Material to process section start

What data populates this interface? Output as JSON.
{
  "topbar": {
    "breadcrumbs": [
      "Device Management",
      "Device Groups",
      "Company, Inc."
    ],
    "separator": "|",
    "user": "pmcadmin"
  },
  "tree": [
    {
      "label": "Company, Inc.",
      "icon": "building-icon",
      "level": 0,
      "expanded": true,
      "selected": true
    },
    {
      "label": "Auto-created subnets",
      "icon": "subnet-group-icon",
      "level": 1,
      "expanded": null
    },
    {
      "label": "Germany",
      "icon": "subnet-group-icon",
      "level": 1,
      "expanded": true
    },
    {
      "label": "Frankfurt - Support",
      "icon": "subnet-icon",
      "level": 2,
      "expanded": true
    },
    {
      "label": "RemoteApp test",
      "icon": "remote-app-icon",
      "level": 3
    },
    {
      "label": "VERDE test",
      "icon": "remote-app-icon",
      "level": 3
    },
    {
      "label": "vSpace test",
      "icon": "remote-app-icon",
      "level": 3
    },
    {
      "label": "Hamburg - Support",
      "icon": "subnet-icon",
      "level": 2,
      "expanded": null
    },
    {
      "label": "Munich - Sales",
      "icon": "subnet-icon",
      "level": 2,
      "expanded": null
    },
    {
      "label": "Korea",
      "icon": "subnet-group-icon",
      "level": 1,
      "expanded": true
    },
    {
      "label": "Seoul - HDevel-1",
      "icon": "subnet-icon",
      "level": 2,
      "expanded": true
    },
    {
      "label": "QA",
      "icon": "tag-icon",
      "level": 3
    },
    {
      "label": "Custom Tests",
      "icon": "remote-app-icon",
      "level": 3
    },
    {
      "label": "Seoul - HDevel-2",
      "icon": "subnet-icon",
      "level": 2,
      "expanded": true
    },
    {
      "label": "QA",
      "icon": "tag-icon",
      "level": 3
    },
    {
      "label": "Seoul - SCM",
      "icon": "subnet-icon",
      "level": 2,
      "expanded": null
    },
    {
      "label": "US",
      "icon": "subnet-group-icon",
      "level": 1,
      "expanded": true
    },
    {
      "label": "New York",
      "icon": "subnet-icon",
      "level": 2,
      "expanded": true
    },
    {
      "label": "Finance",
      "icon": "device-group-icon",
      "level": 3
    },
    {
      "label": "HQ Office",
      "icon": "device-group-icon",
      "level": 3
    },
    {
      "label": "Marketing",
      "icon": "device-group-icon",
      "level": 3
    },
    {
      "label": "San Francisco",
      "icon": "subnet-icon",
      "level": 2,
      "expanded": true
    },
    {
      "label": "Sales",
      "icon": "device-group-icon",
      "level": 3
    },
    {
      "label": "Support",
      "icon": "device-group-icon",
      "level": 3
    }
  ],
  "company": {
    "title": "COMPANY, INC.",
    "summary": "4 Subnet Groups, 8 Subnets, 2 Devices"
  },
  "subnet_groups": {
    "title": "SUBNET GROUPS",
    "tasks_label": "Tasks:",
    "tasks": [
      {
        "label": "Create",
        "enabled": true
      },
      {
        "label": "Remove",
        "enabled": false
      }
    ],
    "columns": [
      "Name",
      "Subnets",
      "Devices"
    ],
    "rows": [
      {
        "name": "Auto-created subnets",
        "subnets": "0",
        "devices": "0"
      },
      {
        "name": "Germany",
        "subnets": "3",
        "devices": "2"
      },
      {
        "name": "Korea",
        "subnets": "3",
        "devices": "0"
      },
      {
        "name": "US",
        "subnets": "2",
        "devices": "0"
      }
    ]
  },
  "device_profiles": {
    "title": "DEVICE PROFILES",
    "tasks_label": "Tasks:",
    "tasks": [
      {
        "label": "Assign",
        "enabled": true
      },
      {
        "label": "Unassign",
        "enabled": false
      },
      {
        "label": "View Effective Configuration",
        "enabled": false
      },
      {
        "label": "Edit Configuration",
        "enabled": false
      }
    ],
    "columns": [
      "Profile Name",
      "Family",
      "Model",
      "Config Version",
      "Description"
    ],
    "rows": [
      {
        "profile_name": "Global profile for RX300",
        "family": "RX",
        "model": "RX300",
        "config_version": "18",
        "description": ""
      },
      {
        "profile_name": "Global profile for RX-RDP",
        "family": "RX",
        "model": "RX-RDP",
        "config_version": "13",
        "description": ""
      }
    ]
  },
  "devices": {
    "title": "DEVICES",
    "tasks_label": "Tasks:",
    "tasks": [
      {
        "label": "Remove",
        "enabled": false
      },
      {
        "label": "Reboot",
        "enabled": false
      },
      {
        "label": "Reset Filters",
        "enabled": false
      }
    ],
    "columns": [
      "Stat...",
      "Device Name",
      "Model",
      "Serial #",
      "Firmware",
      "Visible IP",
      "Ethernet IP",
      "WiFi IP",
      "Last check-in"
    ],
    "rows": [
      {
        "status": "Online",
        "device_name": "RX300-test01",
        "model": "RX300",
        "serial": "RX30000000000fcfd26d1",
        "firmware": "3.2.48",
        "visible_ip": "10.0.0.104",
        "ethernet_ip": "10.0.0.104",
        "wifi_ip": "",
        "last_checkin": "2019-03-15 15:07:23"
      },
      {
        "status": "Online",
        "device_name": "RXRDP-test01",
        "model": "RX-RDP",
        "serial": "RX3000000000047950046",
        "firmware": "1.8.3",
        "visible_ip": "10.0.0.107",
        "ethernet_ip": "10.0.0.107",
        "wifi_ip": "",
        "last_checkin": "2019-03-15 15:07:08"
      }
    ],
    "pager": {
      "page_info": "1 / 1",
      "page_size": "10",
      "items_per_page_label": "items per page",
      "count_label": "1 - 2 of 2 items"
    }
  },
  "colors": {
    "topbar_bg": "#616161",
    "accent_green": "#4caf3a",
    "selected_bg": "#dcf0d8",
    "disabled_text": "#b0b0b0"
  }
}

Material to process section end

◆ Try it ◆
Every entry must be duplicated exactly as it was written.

◆ Exercise response ◆
What data populates this interface? Output as JSON.
{
  "topbar": {
    "breadcrumbs": [
      "Device Management",
      "Device Groups",
      "Company, Inc."
    ],
    "separator": "|",
    "user": "pmcadmin"
  },
  "tree": [
    {
      "label": "Company, Inc.",
      "icon": "building-icon",
      "level": 0,
      "expanded": true,
      "selected": true
    },
    {
      "label": "Auto-created subnets",
      "icon": "subnet-group-icon",
      "level": 1,
      "expanded": null
    },
    {
      "label": "Germany",
      "icon": "subnet-group-icon",
      "level": 1,
      "expanded": true
    },
    {
      "label": "Frankfurt - Support",
      "icon": "subnet-icon",
      "level": 2,
      "expanded": true
    },
    {
      "label": "RemoteApp test",
      "icon": "remote-app-icon",
      "level": 3
    },
    {
      "label": "VERDE test",
      "icon": "remote-app-icon",
      "level": 3
    },
    {
      "label": "vSpace test",
      "icon": "remote-app-icon",
      "level": 3
    },
    {
      "label": "Hamburg - Support",
      "icon": "subnet-icon",
      "level": 2,
      "expanded": null
    },
    {
      "label": "Munich - Sales",
      "icon": "subnet-icon",
      "level": 2,
      "expanded": null
    },
    {
      "label": "Korea",
      "icon": "subnet-group-icon",
      "level": 1,
      "expanded": true
    },
    {
      "label": "Seoul - HDevel-1",
      "icon": "subnet-icon",
      "level": 2,
      "expanded": true
    },
    {
      "label": "QA",
      "icon": "tag-icon",
      "level": 3
    },
    {
      "label": "Custom Tests",
      "icon": "remote-app-icon",
      "level": 3
    },
    {
      "label": "Seoul - HDevel-2",
      "icon": "subnet-icon",
      "level": 2,
      "expanded": true
    },
    {
      "label": "QA",
      "icon": "tag-icon",
      "level": 3
    },
    {
      "label": "Seoul - SCM",
      "icon": "subnet-icon",
      "level": 2,
      "expanded": null
    },
    {
      "label": "US",
      "icon": "subnet-group-icon",
      "level": 1,
      "expanded": true
    },
    {
      "label": "New York",
      "icon": "subnet-icon",
      "level": 2,
      "expanded": true
    },
    {
      "label": "Finance",
      "icon": "device-group-icon",
      "level": 3
    },
    {
      "label": "HQ Office",
      "icon": "device-group-icon",
      "level": 3
    },
    {
      "label": "Marketing",
      "icon": "device-group-icon",
      "level": 3
    },
    {
      "label": "San Francisco",
      "icon": "subnet-icon",
      "level": 2,
      "expanded": true
    },
    {
      "label": "Sales",
      "icon": "device-group-icon",
      "level": 3
    },
    {
      "label": "Support",
      "icon": "device-group-icon",
      "level": 3
    }
  ],
  "company": {
    "title": "COMPANY, INC.",
    "summary": "4 Subnet Groups, 8 Subnets, 2 Devices"
  },
  "subnet_groups": {
    "title": "SUBNET GROUPS",
    "tasks_label": "Tasks:",
    "tasks": [
      {
        "label": "Create",
        "enabled": true
      },
      {
        "label": "Remove",
        "enabled": false
      }
    ],
    "columns": [
      "Name",
      "Subnets",
      "Devices"
    ],
    "rows": [
      {
        "name": "Auto-created subnets",
        "subnets": "0",
        "devices": "0"
      },
      {
        "name": "Germany",
        "subnets": "3",
        "devices": "2"
      },
      {
        "name": "Korea",
        "subnets": "3",
        "devices": "0"
      },
      {
        "name": "US",
        "subnets": "2",
        "devices": "0"
      }
    ]
  },
  "device_profiles": {
    "title": "DEVICE PROFILES",
    "tasks_label": "Tasks:",
    "tasks": [
      {
        "label": "Assign",
        "enabled": true
      },
      {
        "label": "Unassign",
        "enabled": false
      },
      {
        "label": "View Effective Configuration",
        "enabled": false
      },
      {
        "label": "Edit Configuration",
        "enabled": false
      }
    ],
    "columns": [
      "Profile Name",
      "Family",
      "Model",
      "Config Version",
      "Description"
    ],
    "rows": [
      {
        "profile_name": "Global profile for RX300",
        "family": "RX",
        "model": "RX300",
        "config_version": "18",
        "description": ""
      },
      {
        "profile_name": "Global profile for RX-RDP",
        "family": "RX",
        "model": "RX-RDP",
        "config_version": "13",
        "description": ""
      }
    ]
  },
  "devices": {
    "title": "DEVICES",
    "tasks_label": "Tasks:",
    "tasks": [
      {
        "label": "Remove",
        "enabled": false
      },
      {
        "label": "Reboot",
        "enabled": false
      },
      {
        "label": "Reset Filters",
        "enabled": false
      }
    ],
    "columns": [
      "Stat...",
      "Device Name",
      "Model",
      "Serial #",
      "Firmware",
      "Visible IP",
      "Ethernet IP",
      "WiFi IP",
      "Last check-in"
    ],
    "rows": [
      {
        "status": "Online",
        "device_name": "RX300-test01",
        "model": "RX300",
        "serial": "RX30000000000fcfd26d1",
        "firmware": "3.2.48",
        "visible_ip": "10.0.0.104",
        "ethernet_ip": "10.0.0.104",
        "wifi_ip": "",
        "last_checkin": "2019-03-15 15:07:23"
      },
      {
        "status": "Online",
        "device_name": "RXRDP-test01",
        "model": "RX-RDP",
        "serial": "RX3000000000047950046",
        "firmware": "1.8.3",
        "visible_ip": "10.0.0.107",
        "ethernet_ip": "10.0.0.107",
        "wifi_ip": "",
        "last_checkin": "2019-03-15 15:07:08"
      }
    ],
    "pager": {
      "page_info": "1 / 1",
      "page_size": "10",
      "items_per_page_label": "items per page",
      "count_label": "1 - 2 of 2 items"
    }
  },
  "colors": {
    "topbar_bg": "#616161",
    "accent_green": "#4caf3a",
    "selected_bg": "#dcf0d8",
    "disabled_text": "#b0b0b0"
  }
}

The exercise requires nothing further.